Hongwei Si*, Chao-Qiang Lai* and Dongmin Liu* Pages 3 - 18 ( 16 )
Epicatechin (EC), a flavonoid present in various foods including cocoa, dark chocolate, berries, and tea, has recently been reported to promote general health and survival of old mice fed a standard chow diet. This is considered a novel discovery in the field of identifying natural compounds to extend lifespan, given that presumably popular anti-aging natural agents including resveratrol, green tea extract, and curcumin had failed in extending the lifespan of standard chow-diet-fed mice. However, the anti-aging mechanism of EC is not fully understood, thus impeding the potential application of this natural compound in improving a healthy lifespan in humans. In this review, we first summarized the main dietary sources that contain a significant amount of EC and recent research regarding the absorption, metabolism and distribution of EC in humans and rodents. The review is then focused on the anti-aging effects of EC in cultured cells, animals and humans with the possible physiological, cellular and molecular mechanisms underlying its lifespan-extending effects.
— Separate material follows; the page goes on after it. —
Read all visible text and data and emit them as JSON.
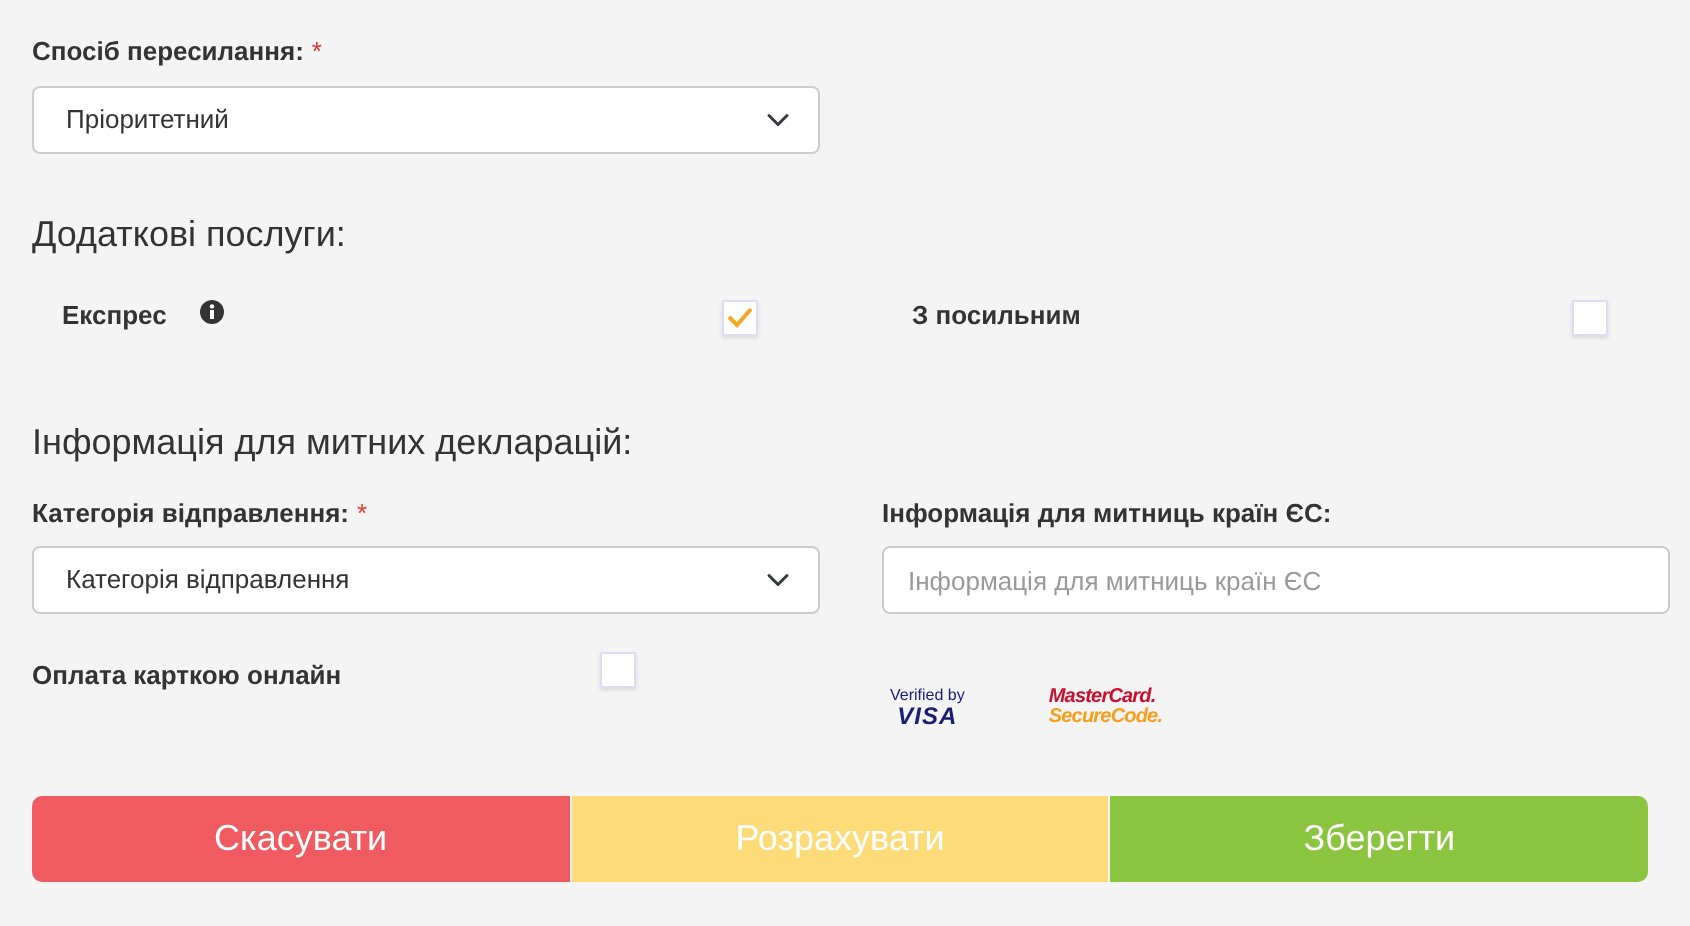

Epicatechin, dietary intake, lifespan, anti-aging, animals, humans, EC, Bioactive molecule.
Department of Human Sciences, Tennessee State University, Nashville, TN, USDA Agricultural Research Service, Jean Mayer USDA Human Nutrition Research Center on Aging at Tufts University, Boston, MA, Department of Human Nutrition, Foods and Exercise, Virginia Tech, Blacksburg, VA